Perspectives discussed in this section
Consensus theories in sociology arise from a general agreement about what is considered ‘right’ and ‘wrong’ in society and a generally shared belief in the essential norms and values of that society.
Consensus theories argue that this general agreement in society is a good thing. Agreement between groups and individuals in society allow it to work effectively – for the benefit of all.
Consensus theories do not claim that everyone in society will share ALL the same beliefs and values ALL the time – but a majority WILL uphold its central beliefs and values thus providing a CONSENSUS view.
FUNCTIONALISM is a consensus theory
NEW RIGHT is a consensus theory (although some sociologists disagree with this categorisation)
Conflict theories in sociology seeks to acknowledge the significant amount of conflict in society that consensus theories tend to ignore.

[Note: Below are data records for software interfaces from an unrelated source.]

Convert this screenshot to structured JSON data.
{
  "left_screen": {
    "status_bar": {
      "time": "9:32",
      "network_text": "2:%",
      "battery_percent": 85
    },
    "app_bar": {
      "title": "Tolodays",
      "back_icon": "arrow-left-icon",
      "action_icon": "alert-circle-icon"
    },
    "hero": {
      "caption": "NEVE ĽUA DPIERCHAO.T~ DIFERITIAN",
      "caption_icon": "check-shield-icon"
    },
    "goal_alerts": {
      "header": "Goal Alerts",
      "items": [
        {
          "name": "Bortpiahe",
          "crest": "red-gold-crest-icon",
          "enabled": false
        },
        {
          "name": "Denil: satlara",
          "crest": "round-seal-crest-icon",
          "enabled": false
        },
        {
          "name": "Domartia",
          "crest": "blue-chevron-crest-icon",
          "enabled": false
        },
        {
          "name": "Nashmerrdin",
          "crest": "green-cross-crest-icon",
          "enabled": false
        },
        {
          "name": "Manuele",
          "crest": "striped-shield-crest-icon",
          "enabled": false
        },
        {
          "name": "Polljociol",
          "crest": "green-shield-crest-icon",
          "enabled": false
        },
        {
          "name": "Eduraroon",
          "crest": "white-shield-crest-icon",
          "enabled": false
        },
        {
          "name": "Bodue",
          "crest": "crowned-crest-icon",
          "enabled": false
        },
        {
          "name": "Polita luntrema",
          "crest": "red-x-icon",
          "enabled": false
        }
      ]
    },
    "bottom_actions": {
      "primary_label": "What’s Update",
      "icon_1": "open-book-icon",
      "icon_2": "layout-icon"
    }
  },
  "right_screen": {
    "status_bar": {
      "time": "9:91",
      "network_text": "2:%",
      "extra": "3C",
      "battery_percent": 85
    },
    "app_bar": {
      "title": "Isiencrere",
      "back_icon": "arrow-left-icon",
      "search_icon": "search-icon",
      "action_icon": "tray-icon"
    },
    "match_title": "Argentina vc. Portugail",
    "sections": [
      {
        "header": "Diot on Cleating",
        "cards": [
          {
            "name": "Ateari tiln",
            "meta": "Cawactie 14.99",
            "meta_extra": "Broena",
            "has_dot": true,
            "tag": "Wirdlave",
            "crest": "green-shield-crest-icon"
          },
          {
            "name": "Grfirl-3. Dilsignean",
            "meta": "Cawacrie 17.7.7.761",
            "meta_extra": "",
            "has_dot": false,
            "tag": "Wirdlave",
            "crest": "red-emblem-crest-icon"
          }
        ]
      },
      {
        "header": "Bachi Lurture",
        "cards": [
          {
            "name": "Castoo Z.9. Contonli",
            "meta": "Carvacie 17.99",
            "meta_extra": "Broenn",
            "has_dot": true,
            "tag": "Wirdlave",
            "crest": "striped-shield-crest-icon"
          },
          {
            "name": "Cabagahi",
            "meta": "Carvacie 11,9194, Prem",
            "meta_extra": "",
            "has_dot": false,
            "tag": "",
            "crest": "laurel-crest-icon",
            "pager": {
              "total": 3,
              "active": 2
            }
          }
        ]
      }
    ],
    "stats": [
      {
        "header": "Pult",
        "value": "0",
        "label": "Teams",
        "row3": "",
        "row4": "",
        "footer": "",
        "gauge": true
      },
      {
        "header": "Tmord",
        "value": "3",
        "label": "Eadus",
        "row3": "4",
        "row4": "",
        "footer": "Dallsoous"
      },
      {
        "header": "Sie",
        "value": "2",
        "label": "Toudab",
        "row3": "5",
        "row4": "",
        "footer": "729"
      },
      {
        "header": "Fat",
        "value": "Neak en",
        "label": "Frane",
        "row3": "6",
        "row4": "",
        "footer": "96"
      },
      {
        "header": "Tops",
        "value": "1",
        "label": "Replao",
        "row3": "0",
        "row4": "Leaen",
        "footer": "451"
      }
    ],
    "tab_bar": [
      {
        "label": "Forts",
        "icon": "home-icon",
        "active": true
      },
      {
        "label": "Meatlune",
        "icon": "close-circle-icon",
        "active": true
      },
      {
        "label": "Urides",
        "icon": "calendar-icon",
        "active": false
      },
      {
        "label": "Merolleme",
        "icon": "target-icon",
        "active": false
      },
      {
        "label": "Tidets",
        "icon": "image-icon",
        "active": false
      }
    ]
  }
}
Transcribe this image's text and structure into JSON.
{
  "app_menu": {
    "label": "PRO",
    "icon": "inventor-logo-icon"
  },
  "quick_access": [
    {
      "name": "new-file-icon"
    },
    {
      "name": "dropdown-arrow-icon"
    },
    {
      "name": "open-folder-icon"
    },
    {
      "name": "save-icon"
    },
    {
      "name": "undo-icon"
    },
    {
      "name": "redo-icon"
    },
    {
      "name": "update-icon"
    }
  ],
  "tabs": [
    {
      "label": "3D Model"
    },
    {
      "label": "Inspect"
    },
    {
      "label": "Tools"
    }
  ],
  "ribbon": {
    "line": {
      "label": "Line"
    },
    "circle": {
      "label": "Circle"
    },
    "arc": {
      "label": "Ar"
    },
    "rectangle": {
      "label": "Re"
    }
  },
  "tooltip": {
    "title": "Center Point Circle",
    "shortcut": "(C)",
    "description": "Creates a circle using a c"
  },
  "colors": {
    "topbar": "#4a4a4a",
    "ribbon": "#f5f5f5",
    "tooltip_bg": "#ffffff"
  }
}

Conflict theories focus on different groups in society and the different (and unequal) amounts of power that they possess.
Conflict theories may find these inequalities of power by observing differences in gender, ethnicity and social class.
MARXISM is a conflict theory – probably the most important.
NEO-MARXISM is a more modern version and application of Marx’s original ideas.
FEMINISM is a conflict theory.
Structural theories see society as a complex system consisting of various institutions.
These institutions govern the behaviour of individuals. Structural theory looks at society from a macro (large scale) level and takes a ‘top-down’ view of the wider impact of structures and institutions on how humans behave.
Structural theories emphasize the power of society over the individual, and see the individual as being largely controlled by society.
The society exists within an individual as a set of norms and values, which influence individual thoughts and guides actions.
These norms and values are gained through socialisation, which acts as a form of social control.
As a macro-theory – structural approach research tends to be large-scale and QUANTITATIVE in that it seeks to generate statistics, numbers and data to explain the society being observed.
FUNCTIONALISM (consensus theory) is a top-down, macro, structural theory of society
NEW RIGHT (consensus theory) is also a top-down, macro, structural theory of society
FEMINISM (conflict theory) is also a top-down, macro, structural theory of society
MARXISM (conflict theory) is also a top-down, macro, structural theory of society
NEO-MARXISM (conflict theory) is also a top-down, macro, structural theory of society
Social Action theories – THE ALTERNATIVE TO MACRO / STRUCTURALIST APPROACHES
Social action theories are micro (small scale) approaches to the study of society.
Society is the product of the countless interactions that take place between individuals.
When these social interactions are INTERPRETED in a way that gives them MEANING, they contribute to a sense of social order which in turn may provide the foundations of a stable and peaceful society.
Society is therefore built on the decisions and choices of individuals based on the way they interpret events that happen.
The focus of the theory is on the INDIVIDUAL rather than the institutions of society – this makes it a ‘bottom-up’ theory (as opposed to ‘top-down’ structural theory).
SOCIAL INTERACTIONS = POSITIVE MEANING/INTERPRETATIONS = STABLE SOCIETY based on the SUM OF SOCIAL ACTIONS
As a micro-theory – social action research tends to be small-scale and QUALITATIVE in that it seeks to understand the meanings of social behaviour.
Max Weber was the first sociologist to map-out the social action approach to studying society.
INTERACTIONISM is a micro, bottom-up, qualitative social action theory.
INTERPRETIVISM is a micro, bottom-up, qualitative social action theory.
POSTMODERNISM tends to be a micro, bottom-up, qualitative social action theory.
Some FEMINISTS tend towards a micro, bottom-up, qualitative social action theory.